The Book of M by Peng Shepherd 

A debut novelist, Shepherd wonderfully depicts a world where one day, in a Delhi market, a man becomes a ‘cause celebre’ by suddenly losing his shadow. At first a reason for him to be followed by news teams and cameras, he takes his newfound popularity in stride. Panic and a sense of foreboding ensue as memories begin to seep out of him as well (he can’t recognize his own brother); and suddenly, as others around the world report similar ‘loss of shadow’, it’s seen as a curse or disease. Against this premise, we open months later where a husband and wife in Virginia, are holding out via isolation when the wife still loses her shadow. What ensues, the hope of New Orleans, what we'll do in the name of love, and how Hope can Spring eternal are all part of this gripping, contemplative work. 

Plum Rains by Andromeda Romano-Lax
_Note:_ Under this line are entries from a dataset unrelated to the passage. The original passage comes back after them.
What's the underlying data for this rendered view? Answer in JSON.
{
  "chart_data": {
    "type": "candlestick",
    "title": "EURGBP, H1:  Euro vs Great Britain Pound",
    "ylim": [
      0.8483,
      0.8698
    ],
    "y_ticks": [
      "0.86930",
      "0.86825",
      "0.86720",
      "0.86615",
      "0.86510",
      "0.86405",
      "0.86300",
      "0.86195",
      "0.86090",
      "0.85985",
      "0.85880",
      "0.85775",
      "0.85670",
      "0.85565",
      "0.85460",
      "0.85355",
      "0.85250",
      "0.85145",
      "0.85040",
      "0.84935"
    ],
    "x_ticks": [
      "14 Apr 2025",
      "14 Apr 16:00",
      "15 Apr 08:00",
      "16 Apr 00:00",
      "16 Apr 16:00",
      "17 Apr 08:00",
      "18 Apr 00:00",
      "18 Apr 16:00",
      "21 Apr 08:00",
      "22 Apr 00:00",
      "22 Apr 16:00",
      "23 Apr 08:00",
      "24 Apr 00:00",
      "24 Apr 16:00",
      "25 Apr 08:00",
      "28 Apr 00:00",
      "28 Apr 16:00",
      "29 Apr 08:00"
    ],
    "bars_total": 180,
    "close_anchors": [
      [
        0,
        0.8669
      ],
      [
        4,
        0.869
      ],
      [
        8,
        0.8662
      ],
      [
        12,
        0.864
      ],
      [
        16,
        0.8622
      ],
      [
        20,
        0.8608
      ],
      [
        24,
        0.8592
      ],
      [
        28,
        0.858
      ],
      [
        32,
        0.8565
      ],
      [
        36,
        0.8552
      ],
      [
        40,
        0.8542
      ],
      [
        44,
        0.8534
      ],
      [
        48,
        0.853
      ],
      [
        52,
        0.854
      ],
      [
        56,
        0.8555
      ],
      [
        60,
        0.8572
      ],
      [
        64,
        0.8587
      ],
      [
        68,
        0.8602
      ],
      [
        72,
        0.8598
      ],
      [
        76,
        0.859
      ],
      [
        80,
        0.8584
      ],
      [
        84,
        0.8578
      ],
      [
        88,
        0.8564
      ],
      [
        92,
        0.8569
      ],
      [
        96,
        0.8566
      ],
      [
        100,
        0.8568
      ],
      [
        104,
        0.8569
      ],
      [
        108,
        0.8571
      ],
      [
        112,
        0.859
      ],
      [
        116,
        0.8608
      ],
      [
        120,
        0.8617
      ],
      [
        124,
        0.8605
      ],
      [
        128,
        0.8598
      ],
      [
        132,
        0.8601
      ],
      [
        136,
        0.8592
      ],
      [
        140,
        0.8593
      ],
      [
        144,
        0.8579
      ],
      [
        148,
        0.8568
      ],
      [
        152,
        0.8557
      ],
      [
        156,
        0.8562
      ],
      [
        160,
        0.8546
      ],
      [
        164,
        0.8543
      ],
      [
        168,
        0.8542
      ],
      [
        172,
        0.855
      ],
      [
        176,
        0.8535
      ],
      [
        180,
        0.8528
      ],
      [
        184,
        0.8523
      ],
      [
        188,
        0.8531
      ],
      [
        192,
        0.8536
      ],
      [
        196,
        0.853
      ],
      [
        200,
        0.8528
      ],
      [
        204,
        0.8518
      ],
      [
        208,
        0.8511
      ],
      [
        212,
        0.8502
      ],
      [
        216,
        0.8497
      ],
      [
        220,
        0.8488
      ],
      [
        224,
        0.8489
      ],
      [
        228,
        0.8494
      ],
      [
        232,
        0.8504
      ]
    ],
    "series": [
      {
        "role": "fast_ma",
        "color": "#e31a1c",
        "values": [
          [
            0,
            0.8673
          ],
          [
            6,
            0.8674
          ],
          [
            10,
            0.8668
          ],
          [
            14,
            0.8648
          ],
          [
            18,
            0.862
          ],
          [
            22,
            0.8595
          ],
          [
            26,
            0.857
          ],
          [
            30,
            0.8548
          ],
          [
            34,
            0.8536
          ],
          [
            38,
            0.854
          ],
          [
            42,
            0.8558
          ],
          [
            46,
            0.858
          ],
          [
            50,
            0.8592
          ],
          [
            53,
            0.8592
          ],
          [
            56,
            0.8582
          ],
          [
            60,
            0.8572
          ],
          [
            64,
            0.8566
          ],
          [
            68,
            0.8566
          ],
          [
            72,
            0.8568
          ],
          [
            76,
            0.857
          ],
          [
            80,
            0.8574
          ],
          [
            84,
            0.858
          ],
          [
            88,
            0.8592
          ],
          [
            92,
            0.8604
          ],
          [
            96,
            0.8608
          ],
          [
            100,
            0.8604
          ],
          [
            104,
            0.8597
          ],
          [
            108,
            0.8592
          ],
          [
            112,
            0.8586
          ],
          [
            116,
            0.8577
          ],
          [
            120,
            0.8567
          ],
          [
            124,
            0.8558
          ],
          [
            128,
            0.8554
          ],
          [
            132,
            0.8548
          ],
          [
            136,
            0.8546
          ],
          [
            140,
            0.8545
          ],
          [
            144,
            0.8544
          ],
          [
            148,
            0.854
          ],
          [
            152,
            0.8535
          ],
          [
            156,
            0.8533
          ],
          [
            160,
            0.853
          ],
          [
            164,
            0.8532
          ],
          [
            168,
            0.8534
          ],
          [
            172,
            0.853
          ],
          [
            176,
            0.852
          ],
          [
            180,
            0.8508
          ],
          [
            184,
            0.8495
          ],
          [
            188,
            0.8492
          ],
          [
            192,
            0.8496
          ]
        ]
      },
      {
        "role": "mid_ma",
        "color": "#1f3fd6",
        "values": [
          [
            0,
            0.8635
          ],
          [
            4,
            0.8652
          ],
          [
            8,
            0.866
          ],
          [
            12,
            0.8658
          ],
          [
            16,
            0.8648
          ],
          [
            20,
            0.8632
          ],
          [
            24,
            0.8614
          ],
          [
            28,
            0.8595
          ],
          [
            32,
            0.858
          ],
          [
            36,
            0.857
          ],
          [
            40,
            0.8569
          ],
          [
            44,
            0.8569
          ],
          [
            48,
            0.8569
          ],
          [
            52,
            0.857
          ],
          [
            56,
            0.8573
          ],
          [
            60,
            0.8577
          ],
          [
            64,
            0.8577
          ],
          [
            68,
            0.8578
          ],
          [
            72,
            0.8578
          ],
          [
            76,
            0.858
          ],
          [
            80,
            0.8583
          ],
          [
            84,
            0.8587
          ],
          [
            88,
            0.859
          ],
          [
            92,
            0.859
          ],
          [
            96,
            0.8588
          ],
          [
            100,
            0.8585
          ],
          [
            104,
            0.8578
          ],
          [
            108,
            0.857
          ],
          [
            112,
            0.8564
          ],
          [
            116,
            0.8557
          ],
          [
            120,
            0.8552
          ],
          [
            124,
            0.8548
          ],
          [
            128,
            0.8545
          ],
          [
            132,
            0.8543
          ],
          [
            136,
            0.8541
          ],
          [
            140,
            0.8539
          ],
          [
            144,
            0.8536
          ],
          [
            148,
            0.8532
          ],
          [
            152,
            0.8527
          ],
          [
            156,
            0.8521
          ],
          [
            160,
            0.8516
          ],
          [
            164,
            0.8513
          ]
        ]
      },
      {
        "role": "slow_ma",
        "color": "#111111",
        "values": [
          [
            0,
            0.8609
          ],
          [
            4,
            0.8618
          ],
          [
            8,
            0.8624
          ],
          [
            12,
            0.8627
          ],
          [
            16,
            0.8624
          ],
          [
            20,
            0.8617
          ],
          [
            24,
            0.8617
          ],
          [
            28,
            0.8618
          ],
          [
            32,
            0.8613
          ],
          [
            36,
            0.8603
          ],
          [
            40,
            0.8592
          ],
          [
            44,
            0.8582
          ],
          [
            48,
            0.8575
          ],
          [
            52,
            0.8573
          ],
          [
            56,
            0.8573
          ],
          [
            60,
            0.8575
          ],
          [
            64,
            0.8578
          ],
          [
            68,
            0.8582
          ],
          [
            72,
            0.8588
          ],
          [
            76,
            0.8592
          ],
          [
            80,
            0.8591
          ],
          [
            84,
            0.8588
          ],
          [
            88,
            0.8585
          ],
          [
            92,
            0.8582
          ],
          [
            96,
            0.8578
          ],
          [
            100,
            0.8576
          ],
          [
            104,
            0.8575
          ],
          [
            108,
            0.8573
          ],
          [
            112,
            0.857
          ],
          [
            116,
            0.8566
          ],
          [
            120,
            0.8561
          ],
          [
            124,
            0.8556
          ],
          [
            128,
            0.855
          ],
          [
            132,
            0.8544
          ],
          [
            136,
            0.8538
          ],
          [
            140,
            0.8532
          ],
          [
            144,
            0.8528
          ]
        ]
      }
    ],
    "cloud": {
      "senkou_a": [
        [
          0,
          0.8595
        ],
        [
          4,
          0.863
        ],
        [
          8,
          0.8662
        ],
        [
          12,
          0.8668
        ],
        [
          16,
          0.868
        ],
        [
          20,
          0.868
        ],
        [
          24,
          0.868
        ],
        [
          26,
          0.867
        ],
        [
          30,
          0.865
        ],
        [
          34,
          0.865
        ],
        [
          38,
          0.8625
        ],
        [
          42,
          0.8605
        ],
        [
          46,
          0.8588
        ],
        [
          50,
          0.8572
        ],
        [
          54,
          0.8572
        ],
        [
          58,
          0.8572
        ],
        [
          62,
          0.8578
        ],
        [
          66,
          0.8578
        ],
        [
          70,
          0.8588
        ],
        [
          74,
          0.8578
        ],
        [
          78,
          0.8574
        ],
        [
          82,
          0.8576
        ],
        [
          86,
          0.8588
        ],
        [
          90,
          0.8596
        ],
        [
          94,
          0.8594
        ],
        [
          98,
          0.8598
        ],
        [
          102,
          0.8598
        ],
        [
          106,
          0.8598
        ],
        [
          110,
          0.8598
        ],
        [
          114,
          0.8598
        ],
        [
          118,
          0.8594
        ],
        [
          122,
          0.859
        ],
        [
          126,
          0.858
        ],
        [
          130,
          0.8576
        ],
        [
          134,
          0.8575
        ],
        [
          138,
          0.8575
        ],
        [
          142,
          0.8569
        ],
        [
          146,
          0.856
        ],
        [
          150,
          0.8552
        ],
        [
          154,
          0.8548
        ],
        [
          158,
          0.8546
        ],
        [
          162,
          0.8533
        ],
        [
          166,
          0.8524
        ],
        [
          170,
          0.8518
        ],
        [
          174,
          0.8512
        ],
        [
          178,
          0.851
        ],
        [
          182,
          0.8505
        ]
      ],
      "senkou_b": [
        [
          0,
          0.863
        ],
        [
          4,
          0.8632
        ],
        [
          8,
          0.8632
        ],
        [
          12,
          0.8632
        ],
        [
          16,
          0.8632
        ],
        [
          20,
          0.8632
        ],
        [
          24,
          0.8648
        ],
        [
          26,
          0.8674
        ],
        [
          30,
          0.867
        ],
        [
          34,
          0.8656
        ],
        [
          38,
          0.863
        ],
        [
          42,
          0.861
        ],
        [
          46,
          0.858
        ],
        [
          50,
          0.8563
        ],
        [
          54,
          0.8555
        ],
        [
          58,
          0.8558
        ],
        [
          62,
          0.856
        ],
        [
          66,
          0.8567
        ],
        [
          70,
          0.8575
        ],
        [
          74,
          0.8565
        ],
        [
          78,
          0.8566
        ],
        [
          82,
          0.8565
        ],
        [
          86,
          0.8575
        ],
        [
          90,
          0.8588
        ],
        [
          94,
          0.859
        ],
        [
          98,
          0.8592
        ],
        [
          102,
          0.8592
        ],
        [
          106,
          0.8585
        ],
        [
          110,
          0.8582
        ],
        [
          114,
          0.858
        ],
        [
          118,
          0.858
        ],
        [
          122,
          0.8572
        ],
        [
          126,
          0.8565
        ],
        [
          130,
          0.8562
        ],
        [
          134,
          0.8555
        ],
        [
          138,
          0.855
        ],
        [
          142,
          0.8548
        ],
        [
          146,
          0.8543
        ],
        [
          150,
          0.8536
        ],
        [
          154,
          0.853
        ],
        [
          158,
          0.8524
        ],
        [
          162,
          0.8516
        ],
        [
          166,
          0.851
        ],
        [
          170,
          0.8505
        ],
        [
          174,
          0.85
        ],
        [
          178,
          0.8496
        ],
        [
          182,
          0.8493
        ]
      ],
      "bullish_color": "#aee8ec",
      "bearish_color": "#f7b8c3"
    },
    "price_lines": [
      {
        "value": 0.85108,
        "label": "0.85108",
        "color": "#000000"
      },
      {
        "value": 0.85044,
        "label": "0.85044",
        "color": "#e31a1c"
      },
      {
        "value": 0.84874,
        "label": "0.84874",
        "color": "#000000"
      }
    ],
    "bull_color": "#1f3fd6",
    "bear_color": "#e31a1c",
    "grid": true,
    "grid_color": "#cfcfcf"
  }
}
This one became a reading ‘special project’ as I discovered one of the main characters in this novel set in 2029 is a Filipina. A caregiver working in Tokyo, Angelica is taking care of 99 year old Sayako on the eve of her 100th year celebration. A gift from Sayako’s 60-something son is a prototype AI bot that Angelica looks at as a threat to her continued employment. What happens next is an often meditative excursion into ageing, into the plight of the immigrant, and insights into Japanese culture and society, where a problem exists in terms of how to populate future Japan given that so few are having children. It’s an engrossing novel that sets its own measured pace, and distinguished itself by addressing the human condition, even if in some future timeframe. Sci-Fi that’s intelligent and probing.